Exactly reproduce each entry, leaving out nothing.

Start of Block

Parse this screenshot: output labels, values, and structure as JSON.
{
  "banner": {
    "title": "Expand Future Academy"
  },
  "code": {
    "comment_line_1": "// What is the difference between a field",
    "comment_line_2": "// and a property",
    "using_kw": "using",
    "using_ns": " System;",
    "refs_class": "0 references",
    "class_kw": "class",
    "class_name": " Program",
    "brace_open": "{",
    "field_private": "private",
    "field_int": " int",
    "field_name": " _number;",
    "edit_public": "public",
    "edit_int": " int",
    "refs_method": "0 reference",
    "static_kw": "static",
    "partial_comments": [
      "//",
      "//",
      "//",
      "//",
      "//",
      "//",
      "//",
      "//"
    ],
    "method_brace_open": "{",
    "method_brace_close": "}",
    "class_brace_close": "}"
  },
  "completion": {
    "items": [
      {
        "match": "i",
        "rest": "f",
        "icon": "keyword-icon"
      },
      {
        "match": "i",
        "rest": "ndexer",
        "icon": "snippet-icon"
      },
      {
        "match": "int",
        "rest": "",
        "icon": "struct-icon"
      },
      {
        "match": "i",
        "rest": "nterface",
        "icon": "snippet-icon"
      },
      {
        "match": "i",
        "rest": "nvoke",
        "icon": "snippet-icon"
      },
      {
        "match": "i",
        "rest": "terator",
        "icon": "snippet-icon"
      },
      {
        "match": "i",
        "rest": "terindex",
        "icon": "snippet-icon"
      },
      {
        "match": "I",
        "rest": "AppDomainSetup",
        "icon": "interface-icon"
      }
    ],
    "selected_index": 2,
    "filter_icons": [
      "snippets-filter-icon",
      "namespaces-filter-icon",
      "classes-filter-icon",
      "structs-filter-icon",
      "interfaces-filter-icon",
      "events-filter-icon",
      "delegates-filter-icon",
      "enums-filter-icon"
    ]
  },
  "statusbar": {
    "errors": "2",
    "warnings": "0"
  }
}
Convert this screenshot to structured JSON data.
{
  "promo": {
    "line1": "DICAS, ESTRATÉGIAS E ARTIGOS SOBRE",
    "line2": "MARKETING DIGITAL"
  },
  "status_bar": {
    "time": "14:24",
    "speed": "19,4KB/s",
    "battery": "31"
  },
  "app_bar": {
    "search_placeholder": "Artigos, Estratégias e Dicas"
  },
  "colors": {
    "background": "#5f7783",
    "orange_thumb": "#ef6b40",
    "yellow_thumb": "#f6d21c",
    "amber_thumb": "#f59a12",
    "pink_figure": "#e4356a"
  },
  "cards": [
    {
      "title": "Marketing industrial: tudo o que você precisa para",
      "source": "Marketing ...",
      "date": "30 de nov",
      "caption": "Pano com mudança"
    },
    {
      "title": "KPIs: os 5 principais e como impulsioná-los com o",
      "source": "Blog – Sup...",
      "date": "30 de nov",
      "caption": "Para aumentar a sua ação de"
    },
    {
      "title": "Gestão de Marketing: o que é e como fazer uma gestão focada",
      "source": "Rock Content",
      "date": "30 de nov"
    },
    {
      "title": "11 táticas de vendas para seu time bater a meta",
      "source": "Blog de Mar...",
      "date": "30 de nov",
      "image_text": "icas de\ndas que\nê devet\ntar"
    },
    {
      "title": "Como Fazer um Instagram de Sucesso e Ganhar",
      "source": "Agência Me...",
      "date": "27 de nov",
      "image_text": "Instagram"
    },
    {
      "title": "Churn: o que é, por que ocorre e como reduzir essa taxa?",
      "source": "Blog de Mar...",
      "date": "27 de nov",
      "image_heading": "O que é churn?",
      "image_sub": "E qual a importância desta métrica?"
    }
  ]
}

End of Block

■ Expected output
Parse this screenshot: output labels, values, and structure as JSON.
{
  "banner": {
    "title": "Expand Future Academy"
  },
  "code": {
    "comment_line_1": "// What is the difference between a field",
    "comment_line_2": "// and a property",
    "using_kw": "using",
    "using_ns": " System;",
    "refs_class": "0 references",
    "class_kw": "class",
    "class_name": " Program",
    "brace_open": "{",
    "field_private": "private",
    "field_int": " int",
    "field_name": " _number;",
    "edit_public": "public",
    "edit_int": " int",
    "refs_method": "0 reference",
    "static_kw": "static",
    "partial_comments": [
      "//",
      "//",
      "//",
      "//",
      "//",
      "//",
      "//",
      "//"
    ],
    "method_brace_open": "{",
    "method_brace_close": "}",
    "class_brace_close": "}"
  },
  "completion": {
    "items": [
      {
        "match": "i",
        "rest": "f",
        "icon": "keyword-icon"
      },
      {
        "match": "i",
        "rest": "ndexer",
        "icon": "snippet-icon"
      },
      {
        "match": "int",
        "rest": "",
        "icon": "struct-icon"
      },
      {
        "match": "i",
        "rest": "nterface",
        "icon": "snippet-icon"
      },
      {
        "match": "i",
        "rest": "nvoke",
        "icon": "snippet-icon"
      },
      {
        "match": "i",
        "rest": "terator",
        "icon": "snippet-icon"
      },
      {
        "match": "i",
        "rest": "terindex",
        "icon": "snippet-icon"
      },
      {
        "match": "I",
        "rest": "AppDomainSetup",
        "icon": "interface-icon"
      }
    ],
    "selected_index": 2,
    "filter_icons": [
      "snippets-filter-icon",
      "namespaces-filter-icon",
      "classes-filter-icon",
      "structs-filter-icon",
      "interfaces-filter-icon",
      "events-filter-icon",
      "delegates-filter-icon",
      "enums-filter-icon"
    ]
  },
  "statusbar": {
    "errors": "2",
    "warnings": "0"
  }
}
Convert this screenshot to structured JSON data.
{
  "promo": {
    "line1": "DICAS, ESTRATÉGIAS E ARTIGOS SOBRE",
    "line2": "MARKETING DIGITAL"
  },
  "status_bar": {
    "time": "14:24",
    "speed": "19,4KB/s",
    "battery": "31"
  },
  "app_bar": {
    "search_placeholder": "Artigos, Estratégias e Dicas"
  },
  "colors": {
    "background": "#5f7783",
    "orange_thumb": "#ef6b40",
    "yellow_thumb": "#f6d21c",
    "amber_thumb": "#f59a12",
    "pink_figure": "#e4356a"
  },
  "cards": [
    {
      "title": "Marketing industrial: tudo o que você precisa para",
      "source": "Marketing ...",
      "date": "30 de nov",
      "caption": "Pano com mudança"
    },
    {
      "title": "KPIs: os 5 principais e como impulsioná-los com o",
      "source": "Blog – Sup...",
      "date": "30 de nov",
      "caption": "Para aumentar a sua ação de"
    },
    {
      "title": "Gestão de Marketing: o que é e como fazer uma gestão focada",
      "source": "Rock Content",
      "date": "30 de nov"
    },
    {
      "title": "11 táticas de vendas para seu time bater a meta",
      "source": "Blog de Mar...",
      "date": "30 de nov",
      "image_text": "icas de\ndas que\nê devet\ntar"
    },
    {
      "title": "Como Fazer um Instagram de Sucesso e Ganhar",
      "source": "Agência Me...",
      "date": "27 de nov",
      "image_text": "Instagram"
    },
    {
      "title": "Churn: o que é, por que ocorre e como reduzir essa taxa?",
      "source": "Blog de Mar...",
      "date": "27 de nov",
      "image_heading": "O que é churn?",
      "image_sub": "E qual a importância desta métrica?"
    }
  ]
}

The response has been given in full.